Good night, Mun

Dear Arthur Freed,

A million thanks to you and MGM for all of my favorite musicals. I’d especially like to high five you for Singin’ in the Rain which, despite it’s initial luke-warm reception,  reaches its 60th anniversary today as, unquestionably, one of the best musicals ever made. I don’t feel the need to elaborate on why Singin’ in the Rain is so enduring – I expect everyone else to do so this week, anyway. Instead, this post is about nostalgia, prompted by this fantastic article in The Atlantic today.  As is apparent from last year’s Oscar nominated slate – The Artist, Hugo, My Week with Marilyn — nostalgia is back in full force. Without a doubt, you hit on one subject that will never grow trite for audiences or, more importantly, for filmmakers: movie magic. I personally can attest to the magnetic draw of the classics; as a member of the film industry, I can only hope to live up to their legacy.

On that note, here are five upcoming films that are stirring up buzz about the good old days.  All five promise to be much more focused on an individual (they’re all biopics), significantly less cheery, and probably much less memorable than Singin’ in the Rain. Nonetheless, they’ll draw attention to certain projects and legends from the past.

  • Hitchcock, (formerly Alfred Hitchcock and the Making of Psycho), with Anthony Hopkins as Hitchcock
  • Grace of Monaco, with Nicole Kidman as Grace Kelly
  • The Girl, with Toby Jones as Hitchcock
  • Saving Mr. Banks, with Tom Hanks as Walt Disney
  • Liz & Dick (a TV movie), with Lindsay Lohan as Elizabeth Taylor

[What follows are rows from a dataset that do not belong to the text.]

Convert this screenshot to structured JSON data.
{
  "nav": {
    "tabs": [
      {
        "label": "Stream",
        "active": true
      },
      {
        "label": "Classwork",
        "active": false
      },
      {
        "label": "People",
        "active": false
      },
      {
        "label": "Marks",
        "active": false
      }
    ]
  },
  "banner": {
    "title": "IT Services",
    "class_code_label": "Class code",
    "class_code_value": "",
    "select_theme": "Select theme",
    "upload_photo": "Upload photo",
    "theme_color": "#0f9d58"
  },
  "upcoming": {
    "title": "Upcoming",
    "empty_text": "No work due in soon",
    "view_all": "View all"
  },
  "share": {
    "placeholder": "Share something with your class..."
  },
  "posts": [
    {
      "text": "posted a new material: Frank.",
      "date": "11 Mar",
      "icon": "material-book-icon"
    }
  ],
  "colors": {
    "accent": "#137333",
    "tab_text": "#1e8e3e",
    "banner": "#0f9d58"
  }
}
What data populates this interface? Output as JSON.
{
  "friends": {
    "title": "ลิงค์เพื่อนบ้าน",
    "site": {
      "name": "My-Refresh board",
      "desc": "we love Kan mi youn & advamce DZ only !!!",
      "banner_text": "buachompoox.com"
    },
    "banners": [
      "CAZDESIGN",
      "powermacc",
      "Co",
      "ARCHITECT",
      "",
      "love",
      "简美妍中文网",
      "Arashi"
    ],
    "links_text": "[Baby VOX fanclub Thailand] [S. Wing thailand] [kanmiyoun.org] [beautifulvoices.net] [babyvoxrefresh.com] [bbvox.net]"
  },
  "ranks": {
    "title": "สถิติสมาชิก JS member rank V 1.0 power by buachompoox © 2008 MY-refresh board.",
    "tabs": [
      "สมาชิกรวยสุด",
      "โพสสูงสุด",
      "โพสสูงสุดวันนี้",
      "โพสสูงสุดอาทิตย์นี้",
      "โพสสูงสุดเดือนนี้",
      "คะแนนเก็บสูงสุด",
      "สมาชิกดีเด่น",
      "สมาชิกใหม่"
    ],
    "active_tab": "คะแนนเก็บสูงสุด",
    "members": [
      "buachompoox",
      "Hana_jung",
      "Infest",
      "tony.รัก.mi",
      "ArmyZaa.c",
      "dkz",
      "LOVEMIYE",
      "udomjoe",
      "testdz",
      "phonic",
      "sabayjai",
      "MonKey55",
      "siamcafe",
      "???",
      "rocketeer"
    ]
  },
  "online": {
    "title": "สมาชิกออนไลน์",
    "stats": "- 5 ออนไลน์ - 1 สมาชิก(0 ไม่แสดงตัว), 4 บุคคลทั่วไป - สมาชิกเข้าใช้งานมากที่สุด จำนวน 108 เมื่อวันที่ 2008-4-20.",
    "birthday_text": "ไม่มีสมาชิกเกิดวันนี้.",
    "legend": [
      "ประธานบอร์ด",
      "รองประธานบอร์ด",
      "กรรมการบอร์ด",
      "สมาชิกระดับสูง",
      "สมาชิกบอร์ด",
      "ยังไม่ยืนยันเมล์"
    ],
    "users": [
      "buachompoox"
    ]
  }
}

May Hollywood’s self-congratulatory reminiscence continue to follow your example.

Good night, Mun